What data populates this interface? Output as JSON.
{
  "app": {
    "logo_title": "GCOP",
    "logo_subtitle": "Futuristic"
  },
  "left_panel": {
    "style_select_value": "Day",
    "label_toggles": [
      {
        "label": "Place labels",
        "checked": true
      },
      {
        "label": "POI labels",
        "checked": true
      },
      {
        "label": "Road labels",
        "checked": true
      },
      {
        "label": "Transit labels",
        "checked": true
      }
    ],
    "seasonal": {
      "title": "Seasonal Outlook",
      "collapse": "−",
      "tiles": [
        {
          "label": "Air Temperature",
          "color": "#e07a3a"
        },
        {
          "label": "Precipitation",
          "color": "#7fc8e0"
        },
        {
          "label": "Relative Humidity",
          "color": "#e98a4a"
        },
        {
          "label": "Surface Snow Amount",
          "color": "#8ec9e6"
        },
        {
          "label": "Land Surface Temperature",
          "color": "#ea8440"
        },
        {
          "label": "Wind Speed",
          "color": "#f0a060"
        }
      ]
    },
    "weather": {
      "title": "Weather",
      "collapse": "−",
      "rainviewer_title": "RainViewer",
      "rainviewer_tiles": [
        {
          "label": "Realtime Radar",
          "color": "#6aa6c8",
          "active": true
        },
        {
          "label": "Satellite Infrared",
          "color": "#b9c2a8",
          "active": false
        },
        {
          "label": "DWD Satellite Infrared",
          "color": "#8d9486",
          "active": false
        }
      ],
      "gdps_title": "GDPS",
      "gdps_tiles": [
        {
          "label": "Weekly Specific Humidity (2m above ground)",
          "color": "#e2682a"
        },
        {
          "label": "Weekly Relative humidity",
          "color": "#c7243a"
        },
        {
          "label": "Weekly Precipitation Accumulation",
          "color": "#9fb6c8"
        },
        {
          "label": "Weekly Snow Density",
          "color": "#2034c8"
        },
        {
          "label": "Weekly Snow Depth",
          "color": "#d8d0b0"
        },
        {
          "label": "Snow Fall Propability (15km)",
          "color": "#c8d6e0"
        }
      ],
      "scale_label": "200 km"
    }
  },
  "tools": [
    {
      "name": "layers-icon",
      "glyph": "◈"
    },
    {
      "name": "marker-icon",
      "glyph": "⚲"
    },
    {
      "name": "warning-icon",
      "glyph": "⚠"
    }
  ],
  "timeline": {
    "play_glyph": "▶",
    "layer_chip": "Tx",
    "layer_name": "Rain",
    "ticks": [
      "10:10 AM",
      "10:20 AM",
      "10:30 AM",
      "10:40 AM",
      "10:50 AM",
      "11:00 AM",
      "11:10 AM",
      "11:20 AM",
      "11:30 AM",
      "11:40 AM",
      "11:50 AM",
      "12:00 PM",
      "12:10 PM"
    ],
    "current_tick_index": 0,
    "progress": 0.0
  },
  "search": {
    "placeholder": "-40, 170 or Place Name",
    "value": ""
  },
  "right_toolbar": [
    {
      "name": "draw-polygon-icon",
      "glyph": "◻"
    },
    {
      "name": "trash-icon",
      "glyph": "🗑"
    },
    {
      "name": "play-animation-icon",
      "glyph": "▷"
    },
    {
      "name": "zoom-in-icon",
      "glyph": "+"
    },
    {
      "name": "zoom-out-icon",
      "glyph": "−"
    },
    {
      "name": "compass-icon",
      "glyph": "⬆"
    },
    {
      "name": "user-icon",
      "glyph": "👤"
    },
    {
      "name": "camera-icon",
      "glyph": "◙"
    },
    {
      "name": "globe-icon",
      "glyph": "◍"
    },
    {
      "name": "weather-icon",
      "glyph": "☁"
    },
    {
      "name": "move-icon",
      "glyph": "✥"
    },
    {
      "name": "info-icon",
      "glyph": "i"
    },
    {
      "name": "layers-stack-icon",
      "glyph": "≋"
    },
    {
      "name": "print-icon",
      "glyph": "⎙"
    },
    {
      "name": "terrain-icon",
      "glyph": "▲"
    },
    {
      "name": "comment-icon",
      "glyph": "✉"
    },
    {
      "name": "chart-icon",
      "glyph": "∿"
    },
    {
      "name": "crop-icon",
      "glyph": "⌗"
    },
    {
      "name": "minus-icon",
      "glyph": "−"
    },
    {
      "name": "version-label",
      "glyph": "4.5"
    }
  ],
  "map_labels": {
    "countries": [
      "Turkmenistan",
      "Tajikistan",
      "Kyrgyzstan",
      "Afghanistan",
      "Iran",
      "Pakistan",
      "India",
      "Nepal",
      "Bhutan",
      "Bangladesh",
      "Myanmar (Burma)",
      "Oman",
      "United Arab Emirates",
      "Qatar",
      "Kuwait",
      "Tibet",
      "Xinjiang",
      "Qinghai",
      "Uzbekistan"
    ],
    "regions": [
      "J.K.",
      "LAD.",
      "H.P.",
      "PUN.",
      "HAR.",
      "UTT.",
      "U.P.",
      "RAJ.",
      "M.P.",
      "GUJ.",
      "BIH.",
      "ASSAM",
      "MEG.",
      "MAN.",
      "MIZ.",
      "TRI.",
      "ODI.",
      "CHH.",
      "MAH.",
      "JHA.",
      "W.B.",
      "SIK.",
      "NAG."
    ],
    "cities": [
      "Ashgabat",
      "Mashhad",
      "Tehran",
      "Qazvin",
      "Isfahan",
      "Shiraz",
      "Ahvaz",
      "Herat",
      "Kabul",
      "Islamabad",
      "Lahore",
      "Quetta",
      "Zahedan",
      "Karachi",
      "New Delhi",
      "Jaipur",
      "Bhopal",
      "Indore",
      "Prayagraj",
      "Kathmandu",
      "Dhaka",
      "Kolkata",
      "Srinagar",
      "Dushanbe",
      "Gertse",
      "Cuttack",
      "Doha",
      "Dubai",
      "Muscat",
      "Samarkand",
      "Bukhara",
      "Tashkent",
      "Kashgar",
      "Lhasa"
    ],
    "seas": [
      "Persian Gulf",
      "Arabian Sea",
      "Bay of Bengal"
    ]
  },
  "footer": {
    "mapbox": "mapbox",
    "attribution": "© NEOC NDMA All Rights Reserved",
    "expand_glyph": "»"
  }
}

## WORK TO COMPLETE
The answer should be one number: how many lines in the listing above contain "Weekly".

## WRITTEN ANSWER
5